In 2008, Victor Hill ran for Clayton County Sheriff and won with 53% of the votes. He promised to restore the trust of the people in the sheriff’s office and to reduce crime in the county. His election was a historic moment in Clayton County as he became the youngest and the first African American sheriff to be elected.
The Power Goes to His Head
Despite his initial popularity, Victor Hill’s career began to take a downward turn after being elected. He started to accumulate a lot of power and began to use it for his personal gain. Hill used the authority of his office to intimidate people who opposed him and committed several acts of misconduct.
One instance was when he arrested four county employees for allegedly misusing county property. The arrest was made without any investigation, and Hill allegedly made them wear orange jumpsuits in a cell block. All four employees were later cleared of any wrongdoing.
The Fall of Victor Hill
Victor Hill’s misconduct and unethical practices led to his downfall. In 2012, he was indicted on 27 criminal counts, including racketeering, theft, and making false statements. He was accused of using county money for personal use, including a $10,000 Las Vegas gambling spree and a personal trip to Europe.
However, in 2013, Hill was re-elected as the Clayton County Sheriff, despite the pending criminal charges.

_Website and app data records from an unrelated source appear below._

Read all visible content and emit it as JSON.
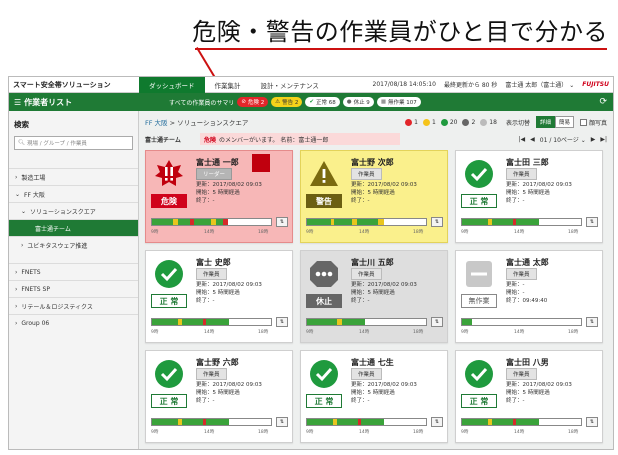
{
  "headline": "危険・警告の作業員がひと目で分かる",
  "header": {
    "app_title": "スマート安全帯ソリューション",
    "tabs": [
      "ダッシュボード",
      "作業集計",
      "設計・メンテナンス"
    ],
    "datetime": "2017/08/18 14:05:10",
    "last_update": "最終更新から 80 秒",
    "user": "富士通 太郎（富士通）",
    "brand": "FUJITSU"
  },
  "subheader": {
    "title": "作業者リスト",
    "summary_label": "すべての作業員のサマリ",
    "pills": [
      {
        "label": "危険 2",
        "kind": "danger"
      },
      {
        "label": "警告 2",
        "kind": "warn"
      },
      {
        "label": "正常 68",
        "kind": "ok"
      },
      {
        "label": "休止 9",
        "kind": "rest"
      },
      {
        "label": "無作業 107",
        "kind": "off"
      }
    ]
  },
  "sidebar": {
    "heading": "検索",
    "search_placeholder": "現場 / グループ / 作業員",
    "items": [
      {
        "label": "製造工場",
        "level": 0,
        "arrow": "›"
      },
      {
        "label": "FF 大阪",
        "level": 0,
        "arrow": "⌄"
      },
      {
        "label": "ソリューションスクエア",
        "level": 1,
        "arrow": "⌄"
      },
      {
        "label": "富士通チーム",
        "level": 2,
        "arrow": "",
        "active": true
      },
      {
        "label": "ユビキタスウェア推進",
        "level": 1,
        "arrow": "›"
      },
      {
        "label": "FNETS",
        "level": 0,
        "arrow": "›"
      },
      {
        "label": "FNETS SP",
        "level": 0,
        "arrow": "›"
      },
      {
        "label": "リテール＆ロジスティクス",
        "level": 0,
        "arrow": "›"
      },
      {
        "label": "Group 06",
        "level": 0,
        "arrow": "›"
      }
    ]
  },
  "main": {
    "breadcrumb_site": "FF 大阪",
    "breadcrumb_sep": ">",
    "breadcrumb_group": "ソリューションスクエア",
    "counts": [
      {
        "value": "1",
        "color": "#e2262a"
      },
      {
        "value": "1",
        "color": "#f5c31a"
      },
      {
        "value": "20",
        "color": "#1f9a3e"
      },
      {
        "value": "2",
        "color": "#666666"
      },
      {
        "value": "18",
        "color": "#bbbbbb"
      }
    ],
    "view_label": "表示切替",
    "view_options": [
      "詳細",
      "簡易"
    ],
    "photo_label": "顔写真",
    "team_name": "富士通チーム",
    "alert_label": "危険",
    "alert_text": "のメンバーがいます。 名前：富士通一郎",
    "pager": {
      "first": "|◀",
      "prev": "◀",
      "page": "01 / 10ページ",
      "next": "▶",
      "last": "▶|"
    }
  },
  "timeline_labels": [
    "9時",
    "14時",
    "18時"
  ],
  "info_labels": {
    "update": "更新：",
    "start": "開始：",
    "end": "終了："
  },
  "workers": [
    {
      "name": "富士通 一郎",
      "role": "リーダー",
      "status": "danger",
      "status_label": "危険",
      "icon": "danger-icon",
      "update": "2017/08/02 09:03",
      "start": "5 時間経過",
      "end": "-",
      "marker": true
    },
    {
      "name": "富士野 次郎",
      "role": "作業員",
      "status": "warn",
      "status_label": "警告",
      "icon": "warning-icon",
      "update": "2017/08/02 09:03",
      "start": "5 時間経過",
      "end": "-"
    },
    {
      "name": "富士田 三郎",
      "role": "作業員",
      "status": "ok",
      "status_label": "正 常",
      "icon": "check-icon",
      "update": "2017/08/02 09:03",
      "start": "5 時間経過",
      "end": "-"
    },
    {
      "name": "富士 史郎",
      "role": "作業員",
      "status": "ok",
      "status_label": "正 常",
      "icon": "check-icon",
      "update": "2017/08/02 09:03",
      "start": "5 時間経過",
      "end": "-"
    },
    {
      "name": "富士川 五郎",
      "role": "作業員",
      "status": "rest",
      "status_label": "休止",
      "icon": "pause-icon",
      "update": "2017/08/02 09:03",
      "start": "5 時間経過",
      "end": "-"
    },
    {
      "name": "富士通 太郎",
      "role": "作業員",
      "status": "off",
      "status_label": "無作業",
      "icon": "minus-icon",
      "update": "-",
      "start": "-",
      "end": "09:49:40"
    },
    {
      "name": "富士野 六郎",
      "role": "作業員",
      "status": "ok",
      "status_label": "正 常",
      "icon": "check-icon",
      "update": "2017/08/02 09:03",
      "start": "5 時間経過",
      "end": "-"
    },
    {
      "name": "富士通 七生",
      "role": "作業員",
      "status": "ok",
      "status_label": "正 常",
      "icon": "check-icon",
      "update": "2017/08/02 09:03",
      "start": "5 時間経過",
      "end": "-"
    },
    {
      "name": "富士田 八男",
      "role": "作業員",
      "status": "ok",
      "status_label": "正 常",
      "icon": "check-icon",
      "update": "2017/08/02 09:03",
      "start": "5 時間経過",
      "end": "-"
    }
  ],
  "colors": {
    "green": "#1f7a35",
    "danger": "#d0021b",
    "warn": "#f5d21a",
    "timeline_ok": "#3aa33a",
    "timeline_warn": "#e8c51e",
    "timeline_danger": "#d62a2a"
  }
}
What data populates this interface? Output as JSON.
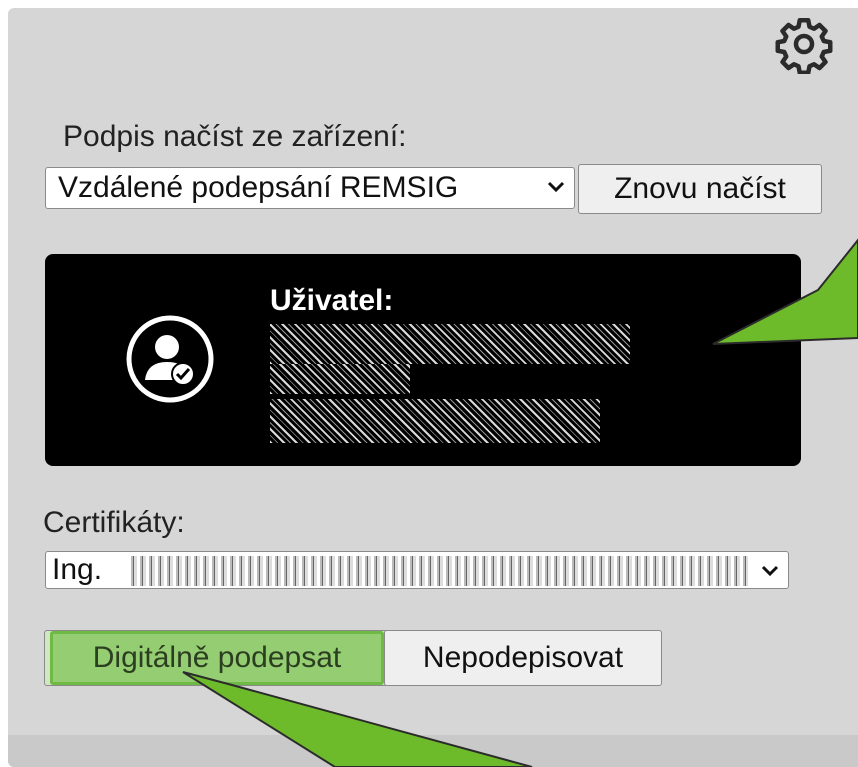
{
  "source_label": "Podpis načíst ze zařízení:",
  "device_select": {
    "value": "Vzdálené podepsání REMSIG"
  },
  "reload_button": "Znovu načíst",
  "user_card": {
    "title": "Uživatel:"
  },
  "certs_label": "Certifikáty:",
  "cert_select": {
    "value": "Ing."
  },
  "sign_button": "Digitálně podepsat",
  "no_sign_button": "Nepodepisovat",
  "colors": {
    "highlight": "#8fd16a",
    "arrow": "#6dbb2b",
    "card": "#000000",
    "panel": "#d6d6d6"
  },
  "icons": [
    "gear-icon",
    "chevron-down-icon",
    "user-check-icon"
  ]
}
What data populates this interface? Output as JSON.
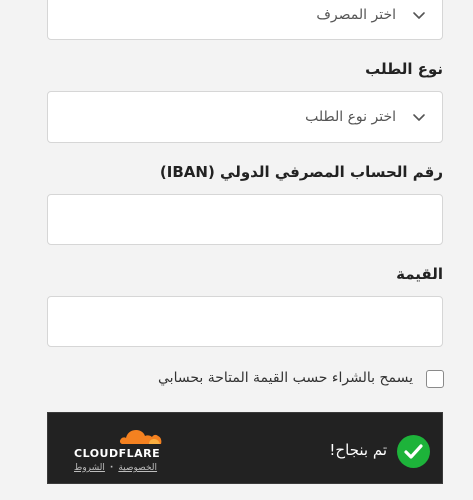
{
  "form": {
    "bank_select": {
      "value": "اختر المصرف"
    },
    "request_type": {
      "label": "نوع الطلب",
      "value": "اختر نوع الطلب"
    },
    "iban": {
      "label": "رقم الحساب المصرفي الدولي (IBAN)",
      "value": ""
    },
    "amount": {
      "label": "القيمة",
      "value": ""
    },
    "purchase_checkbox": {
      "label": "يسمح بالشراء حسب القيمة المتاحة بحسابي",
      "checked": false
    }
  },
  "cloudflare_widget": {
    "status_text": "تم بنجاح!",
    "brand": "CLOUDFLARE",
    "privacy_link": "الخصوصية",
    "separator": "·",
    "terms_link": "الشروط",
    "icons": {
      "status": "check-circle-icon",
      "logo": "cloudflare-cloud-icon"
    },
    "colors": {
      "success": "#1db33a",
      "cloud": "#f48120",
      "background": "#222222"
    }
  }
}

He claimed that the charges were politically motivated and that he was innocent.
In 2014, Hill’s trial started, and he was convicted of six counts, including the charge of using his office for personal gain. He was sentenced to serve a year in prison and three years of probation. Hill’s conviction created a vacancy in the Clayton County Sheriff’s department.
Virtor Hill’s case is a classic example of how power can corrupt someone in a position of authority. His rise to power was inspiring, but the power he had received was eventually his downfall. It is important to have ethical leaders who lead by example and put the interests of the people first.